_SOURCE MATERIAL_
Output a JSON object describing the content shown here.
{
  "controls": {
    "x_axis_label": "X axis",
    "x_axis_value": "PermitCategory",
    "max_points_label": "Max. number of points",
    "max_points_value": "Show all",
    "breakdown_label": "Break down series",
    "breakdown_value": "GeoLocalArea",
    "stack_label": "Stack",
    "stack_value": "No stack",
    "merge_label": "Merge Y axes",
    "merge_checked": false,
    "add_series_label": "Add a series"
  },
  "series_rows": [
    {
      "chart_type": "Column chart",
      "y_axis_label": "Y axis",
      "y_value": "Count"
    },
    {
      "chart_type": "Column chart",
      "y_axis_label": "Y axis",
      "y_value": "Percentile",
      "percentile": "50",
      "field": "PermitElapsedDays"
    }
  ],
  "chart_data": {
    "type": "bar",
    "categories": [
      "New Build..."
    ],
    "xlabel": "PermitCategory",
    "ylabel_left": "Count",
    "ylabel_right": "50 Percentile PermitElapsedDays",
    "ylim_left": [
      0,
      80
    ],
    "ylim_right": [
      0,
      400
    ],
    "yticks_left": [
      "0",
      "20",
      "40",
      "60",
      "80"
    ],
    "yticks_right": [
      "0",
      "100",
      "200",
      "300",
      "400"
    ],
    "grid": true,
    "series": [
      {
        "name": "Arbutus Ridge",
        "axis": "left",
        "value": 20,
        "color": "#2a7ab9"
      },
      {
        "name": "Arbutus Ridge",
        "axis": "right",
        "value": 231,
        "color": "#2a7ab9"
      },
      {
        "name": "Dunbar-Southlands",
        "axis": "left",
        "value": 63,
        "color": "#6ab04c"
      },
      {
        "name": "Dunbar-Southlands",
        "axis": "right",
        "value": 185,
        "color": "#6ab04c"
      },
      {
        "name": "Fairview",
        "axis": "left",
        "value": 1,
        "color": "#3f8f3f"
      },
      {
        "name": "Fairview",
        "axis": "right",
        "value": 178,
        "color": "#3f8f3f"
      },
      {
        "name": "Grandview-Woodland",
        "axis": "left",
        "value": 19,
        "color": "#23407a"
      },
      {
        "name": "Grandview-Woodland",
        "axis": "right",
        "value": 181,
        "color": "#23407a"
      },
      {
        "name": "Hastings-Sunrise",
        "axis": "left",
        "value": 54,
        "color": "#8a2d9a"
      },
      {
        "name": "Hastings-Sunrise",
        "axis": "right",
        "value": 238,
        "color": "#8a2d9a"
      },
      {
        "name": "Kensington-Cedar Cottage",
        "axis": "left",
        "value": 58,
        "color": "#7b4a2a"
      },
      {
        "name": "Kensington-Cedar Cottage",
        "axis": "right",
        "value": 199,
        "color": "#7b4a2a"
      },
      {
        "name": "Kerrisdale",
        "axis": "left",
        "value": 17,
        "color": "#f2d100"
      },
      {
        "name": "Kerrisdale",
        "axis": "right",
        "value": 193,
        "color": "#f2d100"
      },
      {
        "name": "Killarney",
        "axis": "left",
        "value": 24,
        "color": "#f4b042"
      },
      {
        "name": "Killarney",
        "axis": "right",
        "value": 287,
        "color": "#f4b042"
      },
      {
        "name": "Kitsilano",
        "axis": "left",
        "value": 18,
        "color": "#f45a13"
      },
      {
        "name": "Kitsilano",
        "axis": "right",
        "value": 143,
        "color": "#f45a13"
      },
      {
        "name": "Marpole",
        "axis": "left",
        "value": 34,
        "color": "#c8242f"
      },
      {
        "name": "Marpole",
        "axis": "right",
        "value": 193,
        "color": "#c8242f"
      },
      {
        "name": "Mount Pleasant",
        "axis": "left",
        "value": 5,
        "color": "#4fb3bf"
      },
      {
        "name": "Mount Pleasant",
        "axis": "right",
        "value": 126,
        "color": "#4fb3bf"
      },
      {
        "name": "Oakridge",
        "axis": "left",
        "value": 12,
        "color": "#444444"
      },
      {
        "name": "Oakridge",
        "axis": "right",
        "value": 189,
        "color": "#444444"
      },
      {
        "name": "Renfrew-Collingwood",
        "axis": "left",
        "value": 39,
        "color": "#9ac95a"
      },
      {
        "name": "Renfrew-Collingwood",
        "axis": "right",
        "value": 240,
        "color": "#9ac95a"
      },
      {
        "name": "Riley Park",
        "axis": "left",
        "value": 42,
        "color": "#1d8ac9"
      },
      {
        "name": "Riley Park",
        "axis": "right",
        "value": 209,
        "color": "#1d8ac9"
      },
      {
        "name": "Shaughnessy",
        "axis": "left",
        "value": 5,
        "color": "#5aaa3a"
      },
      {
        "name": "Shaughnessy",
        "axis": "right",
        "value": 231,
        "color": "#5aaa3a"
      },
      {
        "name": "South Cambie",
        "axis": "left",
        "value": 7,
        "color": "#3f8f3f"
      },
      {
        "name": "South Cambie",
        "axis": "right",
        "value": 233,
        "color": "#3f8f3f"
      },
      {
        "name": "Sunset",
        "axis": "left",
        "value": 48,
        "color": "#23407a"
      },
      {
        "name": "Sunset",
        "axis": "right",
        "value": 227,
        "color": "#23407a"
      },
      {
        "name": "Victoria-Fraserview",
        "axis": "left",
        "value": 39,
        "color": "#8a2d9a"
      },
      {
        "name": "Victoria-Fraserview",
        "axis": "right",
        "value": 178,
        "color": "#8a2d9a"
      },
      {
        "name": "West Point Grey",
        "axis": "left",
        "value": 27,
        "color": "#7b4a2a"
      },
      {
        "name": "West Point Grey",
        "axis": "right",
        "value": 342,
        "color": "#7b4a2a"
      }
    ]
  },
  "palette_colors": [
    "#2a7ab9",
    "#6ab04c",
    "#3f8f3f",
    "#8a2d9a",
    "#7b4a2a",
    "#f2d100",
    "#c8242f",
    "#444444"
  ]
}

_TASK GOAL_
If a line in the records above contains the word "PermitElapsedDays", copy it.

_TASK RESULT_
      "field": "PermitElapsedDays"
    "ylabel_right": "50 Percentile PermitElapsedDays",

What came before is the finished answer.